**How to complete this task**
Restate the entries below word for word, omitting nothing.

(Records contained in a dataset)
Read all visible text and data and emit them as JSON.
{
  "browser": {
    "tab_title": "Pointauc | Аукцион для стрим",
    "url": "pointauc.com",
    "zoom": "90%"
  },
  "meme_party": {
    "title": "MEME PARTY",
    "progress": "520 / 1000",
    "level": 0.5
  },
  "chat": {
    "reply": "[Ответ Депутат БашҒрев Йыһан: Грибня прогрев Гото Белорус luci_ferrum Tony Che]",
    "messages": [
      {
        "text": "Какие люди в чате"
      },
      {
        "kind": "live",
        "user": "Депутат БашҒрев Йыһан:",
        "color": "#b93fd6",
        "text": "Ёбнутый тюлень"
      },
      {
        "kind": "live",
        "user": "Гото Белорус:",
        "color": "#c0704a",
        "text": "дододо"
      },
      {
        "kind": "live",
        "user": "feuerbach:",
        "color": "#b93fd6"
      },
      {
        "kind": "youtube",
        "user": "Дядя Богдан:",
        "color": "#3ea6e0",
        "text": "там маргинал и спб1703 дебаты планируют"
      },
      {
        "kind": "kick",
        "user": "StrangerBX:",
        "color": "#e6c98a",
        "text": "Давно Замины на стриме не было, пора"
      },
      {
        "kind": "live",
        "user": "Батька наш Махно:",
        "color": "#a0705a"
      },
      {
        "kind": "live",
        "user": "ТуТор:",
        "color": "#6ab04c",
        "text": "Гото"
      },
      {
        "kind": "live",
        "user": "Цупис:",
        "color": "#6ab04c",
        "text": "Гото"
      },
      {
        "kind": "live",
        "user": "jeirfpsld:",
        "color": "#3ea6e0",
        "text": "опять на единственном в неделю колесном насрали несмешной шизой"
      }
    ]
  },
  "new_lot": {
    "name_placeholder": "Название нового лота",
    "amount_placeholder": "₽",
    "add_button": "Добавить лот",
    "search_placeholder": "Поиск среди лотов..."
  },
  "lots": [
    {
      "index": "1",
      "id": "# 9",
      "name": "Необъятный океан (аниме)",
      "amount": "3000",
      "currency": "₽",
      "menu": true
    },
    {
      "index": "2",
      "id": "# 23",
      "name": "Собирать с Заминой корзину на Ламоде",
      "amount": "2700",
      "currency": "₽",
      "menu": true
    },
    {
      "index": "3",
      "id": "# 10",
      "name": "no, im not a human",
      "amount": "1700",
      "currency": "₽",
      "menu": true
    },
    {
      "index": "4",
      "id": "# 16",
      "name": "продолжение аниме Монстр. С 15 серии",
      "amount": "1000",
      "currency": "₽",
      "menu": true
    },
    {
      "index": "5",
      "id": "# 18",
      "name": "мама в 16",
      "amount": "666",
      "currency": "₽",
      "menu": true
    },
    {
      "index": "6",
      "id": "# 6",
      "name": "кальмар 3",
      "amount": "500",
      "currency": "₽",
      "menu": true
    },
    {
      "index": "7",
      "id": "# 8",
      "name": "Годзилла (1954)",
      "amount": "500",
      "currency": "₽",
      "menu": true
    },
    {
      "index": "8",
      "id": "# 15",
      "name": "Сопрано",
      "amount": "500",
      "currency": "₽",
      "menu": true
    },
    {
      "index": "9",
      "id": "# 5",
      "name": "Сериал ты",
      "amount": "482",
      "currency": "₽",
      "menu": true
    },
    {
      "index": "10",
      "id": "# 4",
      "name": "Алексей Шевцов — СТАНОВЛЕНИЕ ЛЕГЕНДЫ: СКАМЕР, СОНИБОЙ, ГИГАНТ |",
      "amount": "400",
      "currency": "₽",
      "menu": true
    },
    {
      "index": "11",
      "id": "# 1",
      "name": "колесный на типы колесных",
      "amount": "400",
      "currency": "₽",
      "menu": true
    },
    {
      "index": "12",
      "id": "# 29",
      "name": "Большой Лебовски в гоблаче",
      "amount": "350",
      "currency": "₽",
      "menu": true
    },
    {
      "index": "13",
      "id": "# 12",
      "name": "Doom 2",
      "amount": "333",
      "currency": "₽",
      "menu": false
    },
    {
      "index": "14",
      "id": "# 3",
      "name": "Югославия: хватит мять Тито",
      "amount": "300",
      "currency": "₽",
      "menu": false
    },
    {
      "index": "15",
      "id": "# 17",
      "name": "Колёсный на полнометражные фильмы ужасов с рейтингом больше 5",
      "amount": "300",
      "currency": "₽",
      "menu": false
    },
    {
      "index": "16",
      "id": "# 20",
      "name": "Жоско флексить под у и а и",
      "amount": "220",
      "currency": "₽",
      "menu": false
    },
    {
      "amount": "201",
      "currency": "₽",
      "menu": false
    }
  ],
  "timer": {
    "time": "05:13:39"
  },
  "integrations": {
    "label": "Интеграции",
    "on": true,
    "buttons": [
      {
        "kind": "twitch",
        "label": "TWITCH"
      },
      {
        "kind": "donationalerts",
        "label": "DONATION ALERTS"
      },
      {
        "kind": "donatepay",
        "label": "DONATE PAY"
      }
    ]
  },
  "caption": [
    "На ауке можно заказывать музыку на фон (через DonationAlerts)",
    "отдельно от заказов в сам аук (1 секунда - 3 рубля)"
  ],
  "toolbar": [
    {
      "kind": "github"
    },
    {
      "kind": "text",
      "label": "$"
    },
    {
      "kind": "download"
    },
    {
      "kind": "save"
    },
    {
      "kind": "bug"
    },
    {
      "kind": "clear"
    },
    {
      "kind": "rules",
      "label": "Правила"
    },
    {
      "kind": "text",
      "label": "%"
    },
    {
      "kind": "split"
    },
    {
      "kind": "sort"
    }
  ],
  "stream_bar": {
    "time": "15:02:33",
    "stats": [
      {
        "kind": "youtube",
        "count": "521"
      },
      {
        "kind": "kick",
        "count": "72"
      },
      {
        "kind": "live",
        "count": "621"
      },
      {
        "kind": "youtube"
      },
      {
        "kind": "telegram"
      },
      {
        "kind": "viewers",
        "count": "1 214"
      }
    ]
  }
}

**Output of the exercise**
Read all visible text and data and emit them as JSON.
{
  "browser": {
    "tab_title": "Pointauc | Аукцион для стрим",
    "url": "pointauc.com",
    "zoom": "90%"
  },
  "meme_party": {
    "title": "MEME PARTY",
    "progress": "520 / 1000",
    "level": 0.5
  },
  "chat": {
    "reply": "[Ответ Депутат БашҒрев Йыһан: Грибня прогрев Гото Белорус luci_ferrum Tony Che]",
    "messages": [
      {
        "text": "Какие люди в чате"
      },
      {
        "kind": "live",
        "user": "Депутат БашҒрев Йыһан:",
        "color": "#b93fd6",
        "text": "Ёбнутый тюлень"
      },
      {
        "kind": "live",
        "user": "Гото Белорус:",
        "color": "#c0704a",
        "text": "дододо"
      },
      {
        "kind": "live",
        "user": "feuerbach:",
        "color": "#b93fd6"
      },
      {
        "kind": "youtube",
        "user": "Дядя Богдан:",
        "color": "#3ea6e0",
        "text": "там маргинал и спб1703 дебаты планируют"
      },
      {
        "kind": "kick",
        "user": "StrangerBX:",
        "color": "#e6c98a",
        "text": "Давно Замины на стриме не было, пора"
      },
      {
        "kind": "live",
        "user": "Батька наш Махно:",
        "color": "#a0705a"
      },
      {
        "kind": "live",
        "user": "ТуТор:",
        "color": "#6ab04c",
        "text": "Гото"
      },
      {
        "kind": "live",
        "user": "Цупис:",
        "color": "#6ab04c",
        "text": "Гото"
      },
      {
        "kind": "live",
        "user": "jeirfpsld:",
        "color": "#3ea6e0",
        "text": "опять на единственном в неделю колесном насрали несмешной шизой"
      }
    ]
  },
  "new_lot": {
    "name_placeholder": "Название нового лота",
    "amount_placeholder": "₽",
    "add_button": "Добавить лот",
    "search_placeholder": "Поиск среди лотов..."
  },
  "lots": [
    {
      "index": "1",
      "id": "# 9",
      "name": "Необъятный океан (аниме)",
      "amount": "3000",
      "currency": "₽",
      "menu": true
    },
    {
      "index": "2",
      "id": "# 23",
      "name": "Собирать с Заминой корзину на Ламоде",
      "amount": "2700",
      "currency": "₽",
      "menu": true
    },
    {
      "index": "3",
      "id": "# 10",
      "name": "no, im not a human",
      "amount": "1700",
      "currency": "₽",
      "menu": true
    },
    {
      "index": "4",
      "id": "# 16",
      "name": "продолжение аниме Монстр. С 15 серии",
      "amount": "1000",
      "currency": "₽",
      "menu": true
    },
    {
      "index": "5",
      "id": "# 18",
      "name": "мама в 16",
      "amount": "666",
      "currency": "₽",
      "menu": true
    },
    {
      "index": "6",
      "id": "# 6",
      "name": "кальмар 3",
      "amount": "500",
      "currency": "₽",
      "menu": true
    },
    {
      "index": "7",
      "id": "# 8",
      "name": "Годзилла (1954)",
      "amount": "500",
      "currency": "₽",
      "menu": true
    },
    {
      "index": "8",
      "id": "# 15",
      "name": "Сопрано",
      "amount": "500",
      "currency": "₽",
      "menu": true
    },
    {
      "index": "9",
      "id": "# 5",
      "name": "Сериал ты",
      "amount": "482",
      "currency": "₽",
      "menu": true
    },
    {
      "index": "10",
      "id": "# 4",
      "name": "Алексей Шевцов — СТАНОВЛЕНИЕ ЛЕГЕНДЫ: СКАМЕР, СОНИБОЙ, ГИГАНТ |",
      "amount": "400",
      "currency": "₽",
      "menu": true
    },
    {
      "index": "11",
      "id": "# 1",
      "name": "колесный на типы колесных",
      "amount": "400",
      "currency": "₽",
      "menu": true
    },
    {
      "index": "12",
      "id": "# 29",
      "name": "Большой Лебовски в гоблаче",
      "amount": "350",
      "currency": "₽",
      "menu": true
    },
    {
      "index": "13",
      "id": "# 12",
      "name": "Doom 2",
      "amount": "333",
      "currency": "₽",
      "menu": false
    },
    {
      "index": "14",
      "id": "# 3",
      "name": "Югославия: хватит мять Тито",
      "amount": "300",
      "currency": "₽",
      "menu": false
    },
    {
      "index": "15",
      "id": "# 17",
      "name": "Колёсный на полнометражные фильмы ужасов с рейтингом больше 5",
      "amount": "300",
      "currency": "₽",
      "menu": false
    },
    {
      "index": "16",
      "id": "# 20",
      "name": "Жоско флексить под у и а и",
      "amount": "220",
      "currency": "₽",
      "menu": false
    },
    {
      "amount": "201",
      "currency": "₽",
      "menu": false
    }
  ],
  "timer": {
    "time": "05:13:39"
  },
  "integrations": {
    "label": "Интеграции",
    "on": true,
    "buttons": [
      {
        "kind": "twitch",
        "label": "TWITCH"
      },
      {
        "kind": "donationalerts",
        "label": "DONATION ALERTS"
      },
      {
        "kind": "donatepay",
        "label": "DONATE PAY"
      }
    ]
  },
  "caption": [
    "На ауке можно заказывать музыку на фон (через DonationAlerts)",
    "отдельно от заказов в сам аук (1 секунда - 3 рубля)"
  ],
  "toolbar": [
    {
      "kind": "github"
    },
    {
      "kind": "text",
      "label": "$"
    },
    {
      "kind": "download"
    },
    {
      "kind": "save"
    },
    {
      "kind": "bug"
    },
    {
      "kind": "clear"
    },
    {
      "kind": "rules",
      "label": "Правила"
    },
    {
      "kind": "text",
      "label": "%"
    },
    {
      "kind": "split"
    },
    {
      "kind": "sort"
    }
  ],
  "stream_bar": {
    "time": "15:02:33",
    "stats": [
      {
        "kind": "youtube",
        "count": "521"
      },
      {
        "kind": "kick",
        "count": "72"
      },
      {
        "kind": "live",
        "count": "621"
      },
      {
        "kind": "youtube"
      },
      {
        "kind": "telegram"
      },
      {
        "kind": "viewers",
        "count": "1 214"
      }
    ]
  }
}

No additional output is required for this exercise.